If once we have taken hold of industry and directed it in this way, labour will not need compulsion, but at any rate, we can mobilise it. We can, however, do that only if we get a fair wage policy covering the whole of labour. That is the answer to so many questions which have been thrown from one side of the House to another. We cannot blame anybody refusing to work for less wages or slackening down because he has less wages than another man. There ought to be a fair wage policy, with commensurate proper payment for each person according to his class of work. When we have that, when we have industry and labour organised and materials under the control of the Government, there will then be no jealousies and no invidious comparisons which lead to bickering and slackening. Let there be no competition between the Services. We cannot, for example, have the Navy and Air Force sacrificed to the Army. Do not let one gain at the expense of the other. The danger, as I see it, is that the vigour, the ruthless energy and the driving methods of Lord Beaverbrook will over-ride the First Lord and the Minister of Aircraft Production.

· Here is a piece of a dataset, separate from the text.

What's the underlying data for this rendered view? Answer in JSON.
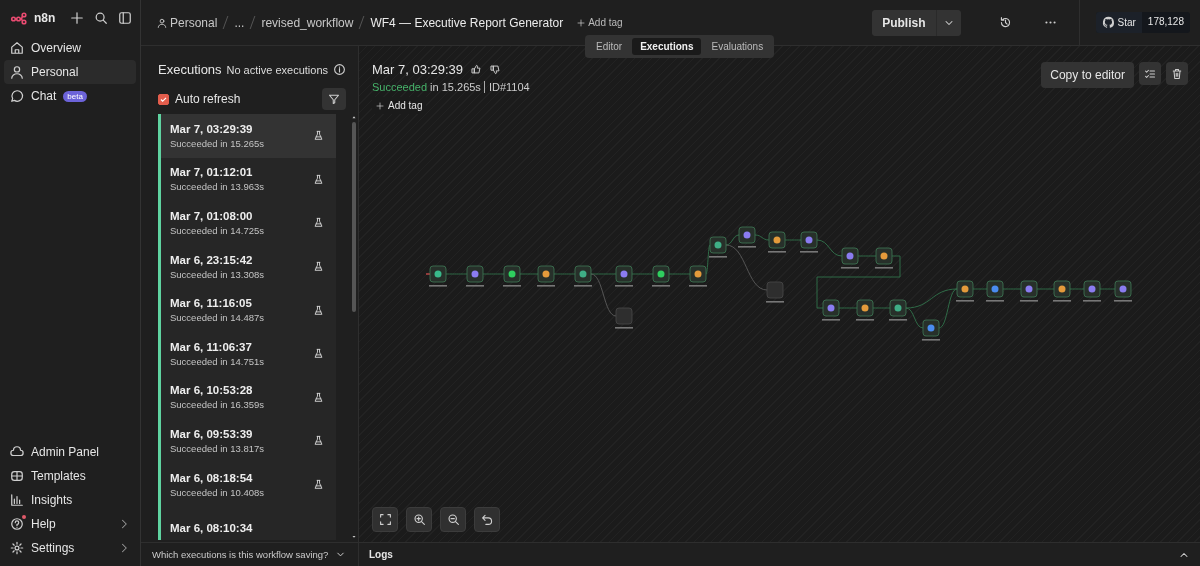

The right remedy has already been suggested by hon. Members, and that is to have one Minister of Production. I have in and out of season asked for this. I asked for it as long ago as October or November, 1939. I have repeated that request from time to time, so that all these matters can be considered as a whole, whether they concern the Army, the Navy or the Air Force, or whether they concern the civilians— because their morale and their continuation on the best standards of living are as essential for victory as are the Army, the Navy and the Air Force themselves. All these things ought to be under one control, just as the Defence Ministers are under the control of the Prime Minister. In that way only shall we be able to do away with this disputing about position and priorities where one is pulling one way and another is pulling another, although undoubtedly every man has the desire to give the best account he can of his own Department, and we should "have one man at the head of all Departments taking a proper and fair view of them all. I do not think that there is anyone more capable to fulfil that position than the Noble Lord who is Minister of Supply. His driving force and energy will get all these other Departments and Ministers upon a level, and no one will have a privilege above another. Only in that way can we get the whole country mobilised as it still has to be mobilised. A real danger at the present moment is that the great fight and the wonderful success of Russia against the full might of Germany thrown against it may lead us to a sense of complacency. This is a moment above all others when we should give our very best. We are given an opportunity now which must not be missed. Every man, every bit of material, everything should be turned to that production which will ensure the victory which we all desire.